(Entries from a dataset of interfaces)
====
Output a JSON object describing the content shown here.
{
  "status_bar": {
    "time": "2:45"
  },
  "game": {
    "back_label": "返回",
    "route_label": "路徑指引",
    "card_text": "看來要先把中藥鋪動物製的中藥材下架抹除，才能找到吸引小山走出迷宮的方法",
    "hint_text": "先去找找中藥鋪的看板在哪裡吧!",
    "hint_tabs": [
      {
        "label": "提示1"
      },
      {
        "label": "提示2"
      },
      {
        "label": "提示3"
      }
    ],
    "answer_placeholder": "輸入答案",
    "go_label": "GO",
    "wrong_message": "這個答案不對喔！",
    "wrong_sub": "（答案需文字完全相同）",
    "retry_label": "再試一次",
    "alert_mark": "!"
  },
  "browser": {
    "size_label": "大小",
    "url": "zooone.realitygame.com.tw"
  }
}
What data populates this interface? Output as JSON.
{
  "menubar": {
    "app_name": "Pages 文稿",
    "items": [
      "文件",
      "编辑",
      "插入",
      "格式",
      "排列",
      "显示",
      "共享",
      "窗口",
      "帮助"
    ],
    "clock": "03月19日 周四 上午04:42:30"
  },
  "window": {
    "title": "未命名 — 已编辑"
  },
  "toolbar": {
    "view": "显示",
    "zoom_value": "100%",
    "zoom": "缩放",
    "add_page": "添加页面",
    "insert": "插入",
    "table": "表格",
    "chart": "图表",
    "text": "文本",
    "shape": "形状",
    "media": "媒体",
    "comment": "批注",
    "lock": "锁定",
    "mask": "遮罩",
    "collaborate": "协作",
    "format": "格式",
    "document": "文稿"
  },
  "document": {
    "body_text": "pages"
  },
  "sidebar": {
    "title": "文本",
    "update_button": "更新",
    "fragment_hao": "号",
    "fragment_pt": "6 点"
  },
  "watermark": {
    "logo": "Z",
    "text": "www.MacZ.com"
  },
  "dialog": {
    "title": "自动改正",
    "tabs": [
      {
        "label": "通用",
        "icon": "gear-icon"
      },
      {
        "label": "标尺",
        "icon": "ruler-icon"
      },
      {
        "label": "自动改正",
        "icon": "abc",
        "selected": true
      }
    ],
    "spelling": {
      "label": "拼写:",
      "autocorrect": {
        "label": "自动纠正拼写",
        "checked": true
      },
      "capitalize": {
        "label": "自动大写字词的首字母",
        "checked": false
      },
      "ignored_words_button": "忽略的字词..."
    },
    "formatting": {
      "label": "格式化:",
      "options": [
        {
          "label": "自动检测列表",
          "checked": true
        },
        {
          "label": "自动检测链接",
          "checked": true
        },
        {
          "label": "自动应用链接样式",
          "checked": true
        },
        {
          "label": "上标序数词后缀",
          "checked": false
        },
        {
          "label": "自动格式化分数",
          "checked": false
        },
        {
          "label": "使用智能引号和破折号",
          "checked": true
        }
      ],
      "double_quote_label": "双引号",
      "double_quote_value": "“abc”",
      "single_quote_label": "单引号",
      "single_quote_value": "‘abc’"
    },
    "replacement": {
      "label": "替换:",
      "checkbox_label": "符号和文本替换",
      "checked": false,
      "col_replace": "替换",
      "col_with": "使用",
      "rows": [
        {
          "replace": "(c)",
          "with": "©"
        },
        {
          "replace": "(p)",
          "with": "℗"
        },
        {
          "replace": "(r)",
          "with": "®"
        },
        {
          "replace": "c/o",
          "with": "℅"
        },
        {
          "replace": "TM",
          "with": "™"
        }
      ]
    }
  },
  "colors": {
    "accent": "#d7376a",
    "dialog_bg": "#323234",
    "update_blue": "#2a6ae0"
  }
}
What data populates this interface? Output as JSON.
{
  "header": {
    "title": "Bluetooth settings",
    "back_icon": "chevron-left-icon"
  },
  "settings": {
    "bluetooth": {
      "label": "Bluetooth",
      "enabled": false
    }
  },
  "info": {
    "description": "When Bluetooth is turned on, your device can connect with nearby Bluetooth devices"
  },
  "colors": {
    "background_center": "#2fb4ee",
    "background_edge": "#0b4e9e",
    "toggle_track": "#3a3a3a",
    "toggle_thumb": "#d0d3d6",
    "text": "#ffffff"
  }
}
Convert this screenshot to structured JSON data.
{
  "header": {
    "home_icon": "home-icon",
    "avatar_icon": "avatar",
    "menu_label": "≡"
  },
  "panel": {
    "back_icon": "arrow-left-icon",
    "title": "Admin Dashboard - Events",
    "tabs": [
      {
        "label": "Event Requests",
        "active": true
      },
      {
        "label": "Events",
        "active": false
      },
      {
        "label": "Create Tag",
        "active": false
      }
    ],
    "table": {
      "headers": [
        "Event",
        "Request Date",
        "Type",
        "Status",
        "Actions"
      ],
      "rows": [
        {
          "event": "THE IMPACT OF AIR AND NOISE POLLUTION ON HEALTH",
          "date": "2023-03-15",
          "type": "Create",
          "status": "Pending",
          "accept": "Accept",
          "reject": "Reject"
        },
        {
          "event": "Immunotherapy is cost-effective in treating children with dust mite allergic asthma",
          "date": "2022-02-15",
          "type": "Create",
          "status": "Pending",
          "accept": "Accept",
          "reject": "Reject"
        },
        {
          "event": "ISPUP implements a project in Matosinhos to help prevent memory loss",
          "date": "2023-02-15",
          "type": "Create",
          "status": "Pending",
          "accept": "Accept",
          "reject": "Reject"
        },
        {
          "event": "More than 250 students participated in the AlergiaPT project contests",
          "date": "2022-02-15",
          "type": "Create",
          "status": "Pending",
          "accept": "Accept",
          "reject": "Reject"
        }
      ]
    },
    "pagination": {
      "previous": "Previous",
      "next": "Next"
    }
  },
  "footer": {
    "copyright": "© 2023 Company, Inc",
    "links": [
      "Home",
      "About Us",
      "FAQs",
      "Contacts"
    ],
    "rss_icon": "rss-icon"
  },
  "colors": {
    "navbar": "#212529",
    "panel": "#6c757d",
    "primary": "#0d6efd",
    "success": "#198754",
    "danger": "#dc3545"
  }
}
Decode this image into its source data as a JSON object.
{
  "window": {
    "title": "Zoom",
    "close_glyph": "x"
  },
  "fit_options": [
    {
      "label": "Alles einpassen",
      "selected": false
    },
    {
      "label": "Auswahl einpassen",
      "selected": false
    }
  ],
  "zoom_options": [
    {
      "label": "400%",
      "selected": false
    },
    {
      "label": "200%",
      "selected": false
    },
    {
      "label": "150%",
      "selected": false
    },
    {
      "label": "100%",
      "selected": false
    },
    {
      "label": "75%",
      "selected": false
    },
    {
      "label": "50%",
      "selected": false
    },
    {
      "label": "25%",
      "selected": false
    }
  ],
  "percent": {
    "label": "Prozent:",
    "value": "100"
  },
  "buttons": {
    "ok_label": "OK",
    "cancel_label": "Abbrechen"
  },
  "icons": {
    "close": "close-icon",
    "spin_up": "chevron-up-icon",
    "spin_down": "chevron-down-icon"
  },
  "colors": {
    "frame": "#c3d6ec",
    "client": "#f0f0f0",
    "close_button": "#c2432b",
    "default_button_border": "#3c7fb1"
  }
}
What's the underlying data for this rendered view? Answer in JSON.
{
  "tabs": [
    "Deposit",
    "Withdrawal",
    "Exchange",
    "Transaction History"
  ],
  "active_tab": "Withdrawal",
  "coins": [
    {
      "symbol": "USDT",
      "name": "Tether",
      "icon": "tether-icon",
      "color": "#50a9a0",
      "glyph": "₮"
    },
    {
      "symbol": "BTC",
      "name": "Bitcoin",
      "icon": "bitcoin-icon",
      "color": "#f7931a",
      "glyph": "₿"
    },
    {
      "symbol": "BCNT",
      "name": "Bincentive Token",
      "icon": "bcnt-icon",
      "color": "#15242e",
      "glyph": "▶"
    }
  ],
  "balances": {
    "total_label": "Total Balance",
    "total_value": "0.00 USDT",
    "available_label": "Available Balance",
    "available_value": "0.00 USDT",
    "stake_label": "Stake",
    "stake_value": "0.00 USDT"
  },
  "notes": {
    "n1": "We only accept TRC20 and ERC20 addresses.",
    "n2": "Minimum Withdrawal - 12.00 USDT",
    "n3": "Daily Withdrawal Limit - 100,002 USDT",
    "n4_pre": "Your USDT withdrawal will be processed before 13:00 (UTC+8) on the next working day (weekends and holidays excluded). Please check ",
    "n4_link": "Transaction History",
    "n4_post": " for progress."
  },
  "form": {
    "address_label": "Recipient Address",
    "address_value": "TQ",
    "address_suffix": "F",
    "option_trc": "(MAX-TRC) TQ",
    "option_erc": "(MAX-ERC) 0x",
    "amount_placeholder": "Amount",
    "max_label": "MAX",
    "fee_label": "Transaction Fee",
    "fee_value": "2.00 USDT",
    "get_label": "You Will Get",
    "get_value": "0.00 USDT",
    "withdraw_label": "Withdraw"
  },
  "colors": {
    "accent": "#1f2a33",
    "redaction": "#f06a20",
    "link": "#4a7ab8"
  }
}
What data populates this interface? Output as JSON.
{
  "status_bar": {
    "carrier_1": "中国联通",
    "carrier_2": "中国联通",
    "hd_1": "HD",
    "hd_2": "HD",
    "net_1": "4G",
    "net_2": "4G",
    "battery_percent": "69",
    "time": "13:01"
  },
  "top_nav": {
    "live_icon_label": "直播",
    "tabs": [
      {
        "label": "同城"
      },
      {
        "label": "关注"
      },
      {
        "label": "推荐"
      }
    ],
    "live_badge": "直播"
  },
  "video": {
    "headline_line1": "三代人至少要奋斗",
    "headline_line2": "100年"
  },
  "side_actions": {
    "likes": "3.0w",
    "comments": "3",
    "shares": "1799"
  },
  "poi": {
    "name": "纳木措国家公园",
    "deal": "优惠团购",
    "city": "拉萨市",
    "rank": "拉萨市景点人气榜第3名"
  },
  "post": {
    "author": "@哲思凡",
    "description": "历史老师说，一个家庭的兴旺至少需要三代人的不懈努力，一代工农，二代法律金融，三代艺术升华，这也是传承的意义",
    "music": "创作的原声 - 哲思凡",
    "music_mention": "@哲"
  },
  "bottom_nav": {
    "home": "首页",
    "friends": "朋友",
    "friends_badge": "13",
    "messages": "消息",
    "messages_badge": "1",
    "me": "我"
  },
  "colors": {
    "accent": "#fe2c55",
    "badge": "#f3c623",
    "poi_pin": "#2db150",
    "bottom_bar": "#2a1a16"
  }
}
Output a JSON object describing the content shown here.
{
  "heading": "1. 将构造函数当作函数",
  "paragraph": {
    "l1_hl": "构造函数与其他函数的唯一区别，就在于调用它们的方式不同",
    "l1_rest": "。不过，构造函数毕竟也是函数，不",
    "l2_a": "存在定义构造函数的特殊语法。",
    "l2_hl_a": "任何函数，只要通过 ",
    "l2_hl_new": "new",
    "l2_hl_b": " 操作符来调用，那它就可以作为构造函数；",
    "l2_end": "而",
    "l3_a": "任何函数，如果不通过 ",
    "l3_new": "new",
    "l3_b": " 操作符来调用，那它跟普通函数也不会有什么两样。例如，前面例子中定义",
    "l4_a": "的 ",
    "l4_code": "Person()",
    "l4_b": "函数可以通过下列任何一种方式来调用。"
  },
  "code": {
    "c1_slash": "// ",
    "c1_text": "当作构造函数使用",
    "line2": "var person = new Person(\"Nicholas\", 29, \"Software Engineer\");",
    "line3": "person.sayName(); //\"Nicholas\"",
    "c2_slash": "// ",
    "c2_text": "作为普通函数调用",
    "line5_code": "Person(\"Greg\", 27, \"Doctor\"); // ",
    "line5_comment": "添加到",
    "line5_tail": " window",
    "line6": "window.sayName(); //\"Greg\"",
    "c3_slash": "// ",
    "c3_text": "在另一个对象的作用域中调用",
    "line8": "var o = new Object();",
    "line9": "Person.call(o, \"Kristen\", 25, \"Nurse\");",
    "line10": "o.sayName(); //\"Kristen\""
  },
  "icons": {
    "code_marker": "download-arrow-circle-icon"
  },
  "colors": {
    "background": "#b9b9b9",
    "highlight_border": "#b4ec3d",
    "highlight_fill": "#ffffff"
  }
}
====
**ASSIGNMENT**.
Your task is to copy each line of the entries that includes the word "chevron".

**SOLUTION FOR THIS EXERCISE**.
    "back_icon": "chevron-left-icon"
    "spin_up": "chevron-up-icon",
    "spin_down": "chevron-down-icon"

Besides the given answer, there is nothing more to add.